Photograph courtesy Eco-Fuel Africa
Great Energy Challenge Grantee: Eco-Fuel Africa
Project: Training and Creating Micro-Entrepeneurs for Fuel Briquettes
Location: Kampala, Uganda
Summary: Eco-Fuel Africa trains poor Ugandan farmers to turn farm waste into clean-burning fuel briquettes and organic fertilizers (biochar). Starting in 2010, Eco-Fuel Africa has created a strong, distributed network of charcoal-producing farmer-entrepreneurs working across Uganda.
The next phase of expansion consists of establishing 100 new micro-retailers of fuel briquettes. Eco-Fuel Africa will build kiosks and thoroughly train largely illiterate farmers and poor women to carry out this work. In addition, they will construct 100 new manual briquetting machines to produce the fuel briquettes. Manual machines are critical in places where the electrical grid is unreliable, which is widespread in Uganda.
Given the aim to help illiterate farmers and poor women, Eco-Fuel Africa will mentor the newly trained micro-retailers to ensure they can build successful retail businesses. Eco-Fuel Africa will also create market awareness and conduct marketing campaigns on the retailer's behalf.
Goal: To create a network of new clean energy micro-entrepreneurs in Uganda
- Moses Sanga, CEO
- Ben Tandekwire, operations manager
- Peter Mulinda, CFO
- Winfred Igola, education manager
The Great Energy Challenge grant program, in collaboration with a distinguished group of scientists acting as the board of advisors, awards roughly a half-dozen grants per year.

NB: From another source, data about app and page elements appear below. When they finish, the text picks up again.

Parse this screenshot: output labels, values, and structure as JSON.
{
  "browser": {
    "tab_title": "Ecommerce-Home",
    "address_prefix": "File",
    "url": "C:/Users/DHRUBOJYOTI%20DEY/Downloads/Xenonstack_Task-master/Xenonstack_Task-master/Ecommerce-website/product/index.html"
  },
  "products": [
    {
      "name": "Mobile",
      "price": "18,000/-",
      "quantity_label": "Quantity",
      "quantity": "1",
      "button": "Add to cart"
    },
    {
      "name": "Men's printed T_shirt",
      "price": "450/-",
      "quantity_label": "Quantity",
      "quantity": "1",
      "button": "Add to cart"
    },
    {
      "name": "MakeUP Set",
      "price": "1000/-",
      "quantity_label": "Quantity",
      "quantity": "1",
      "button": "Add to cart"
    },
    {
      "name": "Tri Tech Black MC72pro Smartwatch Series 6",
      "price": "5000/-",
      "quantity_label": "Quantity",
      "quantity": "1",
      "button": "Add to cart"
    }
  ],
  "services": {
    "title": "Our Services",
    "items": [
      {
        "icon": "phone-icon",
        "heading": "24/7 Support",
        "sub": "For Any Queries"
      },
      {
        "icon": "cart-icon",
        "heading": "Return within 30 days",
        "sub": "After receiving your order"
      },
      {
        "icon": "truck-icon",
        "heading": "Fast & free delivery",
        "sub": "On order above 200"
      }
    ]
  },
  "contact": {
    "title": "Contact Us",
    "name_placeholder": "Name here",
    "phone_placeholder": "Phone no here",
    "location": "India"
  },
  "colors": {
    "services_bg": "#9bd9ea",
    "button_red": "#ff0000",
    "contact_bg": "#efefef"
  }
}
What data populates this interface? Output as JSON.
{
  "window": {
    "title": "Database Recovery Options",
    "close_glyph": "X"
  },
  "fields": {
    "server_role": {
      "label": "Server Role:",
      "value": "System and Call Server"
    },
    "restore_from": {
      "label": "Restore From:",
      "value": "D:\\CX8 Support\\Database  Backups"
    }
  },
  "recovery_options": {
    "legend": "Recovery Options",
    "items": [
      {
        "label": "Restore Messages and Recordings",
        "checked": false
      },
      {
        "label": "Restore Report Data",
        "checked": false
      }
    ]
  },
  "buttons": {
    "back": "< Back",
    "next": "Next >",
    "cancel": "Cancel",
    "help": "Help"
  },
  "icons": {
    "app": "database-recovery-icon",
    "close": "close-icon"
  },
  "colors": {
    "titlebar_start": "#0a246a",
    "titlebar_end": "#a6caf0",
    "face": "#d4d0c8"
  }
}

The goal of the grant program is to hasten the growth of promising, global energy solutions as a response to climate change, energy resource constraints and environmental limitations.
@NatGeoEnergy on TwitterTweets by @NatGeoGreen
- Energy Vampires Suck Up Home Power: 5 Ways You Can Stop Them
- Trash Trucks Go Electric With Help From Tesla Co-Founder
- This Map Shows How U.S. Oil Train Accidents Skyrocketed
- Energy-Poor Nepal Looks to Solar for Post-Quake Power
- Tesla Unveils Home Battery: 5 Reasons It's a Big Deal
The Big Energy Question
What innovation should shape transportation in the future?